• **WORK TO BE COMPLETED**
Filter task. Return each line of the material that holds the string "logo".

..........

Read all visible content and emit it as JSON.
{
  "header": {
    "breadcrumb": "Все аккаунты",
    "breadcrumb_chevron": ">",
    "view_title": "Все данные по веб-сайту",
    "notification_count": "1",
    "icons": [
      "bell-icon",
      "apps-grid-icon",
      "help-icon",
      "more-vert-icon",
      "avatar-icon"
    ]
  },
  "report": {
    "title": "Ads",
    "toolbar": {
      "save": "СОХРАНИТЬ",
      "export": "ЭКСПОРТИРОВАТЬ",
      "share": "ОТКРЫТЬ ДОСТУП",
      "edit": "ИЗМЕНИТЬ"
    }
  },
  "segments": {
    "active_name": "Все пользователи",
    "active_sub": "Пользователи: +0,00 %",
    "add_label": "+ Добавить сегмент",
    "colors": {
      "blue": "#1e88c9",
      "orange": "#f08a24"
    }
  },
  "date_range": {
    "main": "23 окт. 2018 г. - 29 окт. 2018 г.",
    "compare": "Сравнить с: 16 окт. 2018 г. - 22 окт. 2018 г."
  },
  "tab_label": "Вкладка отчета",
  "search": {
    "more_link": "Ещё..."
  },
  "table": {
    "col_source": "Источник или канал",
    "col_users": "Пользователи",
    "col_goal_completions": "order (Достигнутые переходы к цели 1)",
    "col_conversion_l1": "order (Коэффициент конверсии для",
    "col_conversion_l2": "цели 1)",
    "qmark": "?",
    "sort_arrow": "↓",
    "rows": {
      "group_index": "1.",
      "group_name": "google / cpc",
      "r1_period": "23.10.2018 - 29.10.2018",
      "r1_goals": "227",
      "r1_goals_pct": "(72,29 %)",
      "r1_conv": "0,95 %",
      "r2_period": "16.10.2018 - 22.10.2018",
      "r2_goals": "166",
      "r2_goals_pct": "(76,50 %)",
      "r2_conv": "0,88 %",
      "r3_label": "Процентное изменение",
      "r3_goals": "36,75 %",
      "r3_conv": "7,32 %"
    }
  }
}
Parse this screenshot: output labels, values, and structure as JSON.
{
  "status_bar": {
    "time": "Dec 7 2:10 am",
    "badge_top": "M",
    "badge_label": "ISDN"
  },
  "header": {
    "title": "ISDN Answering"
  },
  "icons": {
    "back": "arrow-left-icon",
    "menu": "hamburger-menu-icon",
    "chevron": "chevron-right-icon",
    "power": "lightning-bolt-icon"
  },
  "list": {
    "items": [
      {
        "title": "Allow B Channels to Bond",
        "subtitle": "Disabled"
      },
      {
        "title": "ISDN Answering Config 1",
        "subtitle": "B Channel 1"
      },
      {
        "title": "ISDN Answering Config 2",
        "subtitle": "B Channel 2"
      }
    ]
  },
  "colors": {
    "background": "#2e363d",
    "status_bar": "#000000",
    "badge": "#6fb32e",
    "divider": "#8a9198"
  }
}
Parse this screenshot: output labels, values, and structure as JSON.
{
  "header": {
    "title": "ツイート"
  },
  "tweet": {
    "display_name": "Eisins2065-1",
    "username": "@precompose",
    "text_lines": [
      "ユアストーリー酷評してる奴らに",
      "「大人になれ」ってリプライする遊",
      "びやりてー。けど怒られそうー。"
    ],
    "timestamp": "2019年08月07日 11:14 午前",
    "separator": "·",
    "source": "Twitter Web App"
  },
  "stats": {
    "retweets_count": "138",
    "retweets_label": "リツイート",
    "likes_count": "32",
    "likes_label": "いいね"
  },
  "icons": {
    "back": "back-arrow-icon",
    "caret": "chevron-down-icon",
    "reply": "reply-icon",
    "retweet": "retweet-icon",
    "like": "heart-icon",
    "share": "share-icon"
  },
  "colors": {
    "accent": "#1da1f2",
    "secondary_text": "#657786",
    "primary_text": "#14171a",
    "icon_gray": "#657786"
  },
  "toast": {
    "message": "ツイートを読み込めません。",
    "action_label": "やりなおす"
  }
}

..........

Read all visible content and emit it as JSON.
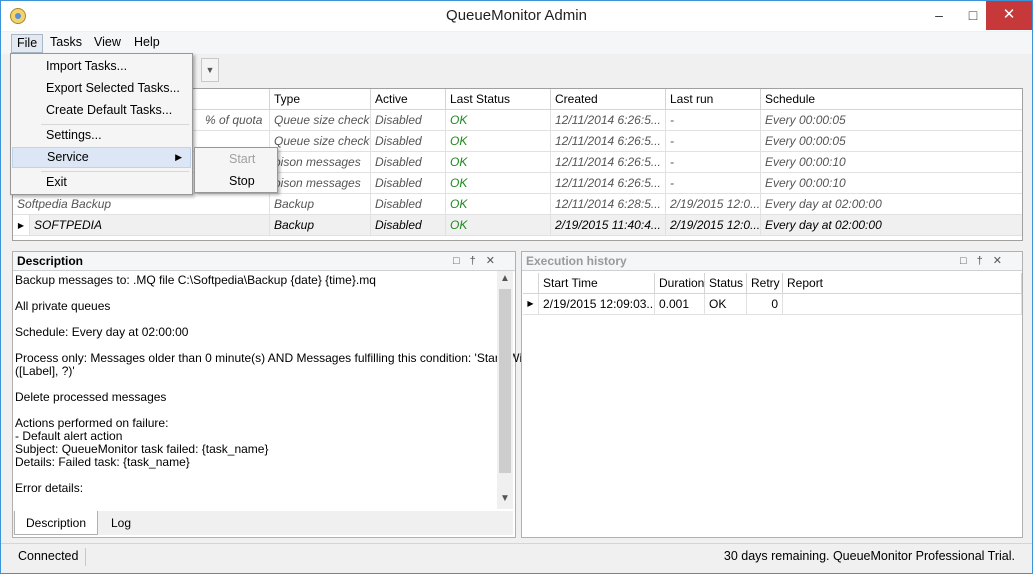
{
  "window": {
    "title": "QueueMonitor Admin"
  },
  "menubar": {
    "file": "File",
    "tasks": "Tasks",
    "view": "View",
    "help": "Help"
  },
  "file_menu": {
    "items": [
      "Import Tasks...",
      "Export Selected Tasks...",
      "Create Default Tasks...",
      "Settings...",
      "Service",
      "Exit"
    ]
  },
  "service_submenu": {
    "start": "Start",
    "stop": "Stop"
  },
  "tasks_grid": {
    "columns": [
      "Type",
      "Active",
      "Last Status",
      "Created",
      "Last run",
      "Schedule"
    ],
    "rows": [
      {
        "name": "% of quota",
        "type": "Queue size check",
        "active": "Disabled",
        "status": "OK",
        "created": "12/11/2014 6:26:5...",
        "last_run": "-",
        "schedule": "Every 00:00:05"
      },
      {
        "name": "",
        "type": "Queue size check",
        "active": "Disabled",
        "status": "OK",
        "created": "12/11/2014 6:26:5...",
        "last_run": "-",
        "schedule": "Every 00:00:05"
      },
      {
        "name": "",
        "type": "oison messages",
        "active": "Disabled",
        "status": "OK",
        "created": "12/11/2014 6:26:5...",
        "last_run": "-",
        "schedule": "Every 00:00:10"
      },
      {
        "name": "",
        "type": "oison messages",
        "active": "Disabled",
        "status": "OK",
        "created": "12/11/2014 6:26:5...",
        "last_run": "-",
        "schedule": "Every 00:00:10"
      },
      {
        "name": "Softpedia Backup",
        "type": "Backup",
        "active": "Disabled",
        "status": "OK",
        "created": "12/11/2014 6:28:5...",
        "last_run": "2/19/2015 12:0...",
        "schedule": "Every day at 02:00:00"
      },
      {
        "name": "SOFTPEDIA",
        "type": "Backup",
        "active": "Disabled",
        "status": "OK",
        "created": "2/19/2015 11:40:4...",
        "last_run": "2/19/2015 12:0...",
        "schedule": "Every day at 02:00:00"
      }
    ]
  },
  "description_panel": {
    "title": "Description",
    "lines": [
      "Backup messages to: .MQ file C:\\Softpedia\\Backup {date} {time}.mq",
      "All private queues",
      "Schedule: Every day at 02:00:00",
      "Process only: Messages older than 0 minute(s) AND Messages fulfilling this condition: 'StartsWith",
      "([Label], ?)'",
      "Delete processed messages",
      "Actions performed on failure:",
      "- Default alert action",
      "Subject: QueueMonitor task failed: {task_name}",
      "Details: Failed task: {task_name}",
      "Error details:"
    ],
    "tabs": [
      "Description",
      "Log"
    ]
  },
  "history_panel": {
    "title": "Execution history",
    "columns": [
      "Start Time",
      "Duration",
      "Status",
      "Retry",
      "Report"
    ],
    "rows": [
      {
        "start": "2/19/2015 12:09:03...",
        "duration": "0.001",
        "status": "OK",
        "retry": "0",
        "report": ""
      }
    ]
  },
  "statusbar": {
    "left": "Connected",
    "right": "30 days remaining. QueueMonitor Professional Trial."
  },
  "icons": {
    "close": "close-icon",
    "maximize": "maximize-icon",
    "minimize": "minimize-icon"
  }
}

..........

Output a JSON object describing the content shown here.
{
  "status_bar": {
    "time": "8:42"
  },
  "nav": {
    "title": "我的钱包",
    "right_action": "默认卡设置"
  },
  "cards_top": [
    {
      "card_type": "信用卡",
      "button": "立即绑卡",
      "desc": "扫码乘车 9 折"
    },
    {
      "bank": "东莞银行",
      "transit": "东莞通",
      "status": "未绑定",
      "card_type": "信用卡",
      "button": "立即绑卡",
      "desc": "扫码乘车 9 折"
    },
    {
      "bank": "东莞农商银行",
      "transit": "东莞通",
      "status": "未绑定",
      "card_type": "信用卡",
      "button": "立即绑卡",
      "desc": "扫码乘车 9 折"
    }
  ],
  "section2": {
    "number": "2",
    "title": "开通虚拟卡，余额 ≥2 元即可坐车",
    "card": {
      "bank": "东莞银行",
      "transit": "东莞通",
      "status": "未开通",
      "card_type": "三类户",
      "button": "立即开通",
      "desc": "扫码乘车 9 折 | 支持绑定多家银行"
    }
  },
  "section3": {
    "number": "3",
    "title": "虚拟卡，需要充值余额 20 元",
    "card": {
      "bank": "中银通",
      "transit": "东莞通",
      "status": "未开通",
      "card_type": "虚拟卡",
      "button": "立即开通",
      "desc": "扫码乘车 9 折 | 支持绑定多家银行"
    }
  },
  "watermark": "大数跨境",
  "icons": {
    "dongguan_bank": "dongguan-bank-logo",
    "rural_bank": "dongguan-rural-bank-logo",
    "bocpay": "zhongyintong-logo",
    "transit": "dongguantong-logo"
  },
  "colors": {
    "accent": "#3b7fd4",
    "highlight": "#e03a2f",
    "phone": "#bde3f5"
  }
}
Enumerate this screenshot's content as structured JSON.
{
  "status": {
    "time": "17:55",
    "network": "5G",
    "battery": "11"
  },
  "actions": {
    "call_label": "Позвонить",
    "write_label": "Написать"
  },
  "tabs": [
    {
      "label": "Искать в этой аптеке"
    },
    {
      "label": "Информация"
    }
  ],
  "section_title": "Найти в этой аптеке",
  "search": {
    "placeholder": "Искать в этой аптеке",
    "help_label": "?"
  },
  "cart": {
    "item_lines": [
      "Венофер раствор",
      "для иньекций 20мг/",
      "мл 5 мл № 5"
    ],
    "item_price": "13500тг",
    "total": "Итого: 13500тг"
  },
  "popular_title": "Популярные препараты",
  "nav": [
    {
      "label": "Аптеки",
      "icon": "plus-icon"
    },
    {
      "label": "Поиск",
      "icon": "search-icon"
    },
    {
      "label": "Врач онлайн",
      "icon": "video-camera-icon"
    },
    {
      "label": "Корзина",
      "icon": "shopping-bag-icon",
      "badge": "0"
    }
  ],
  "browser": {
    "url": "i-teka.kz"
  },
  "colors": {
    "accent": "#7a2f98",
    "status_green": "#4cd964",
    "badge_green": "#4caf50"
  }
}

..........

• **REPLY TO THE TASK**
    "dongguan_bank": "dongguan-bank-logo",
    "rural_bank": "dongguan-rural-bank-logo",
    "bocpay": "zhongyintong-logo",
    "transit": "dongguantong-logo"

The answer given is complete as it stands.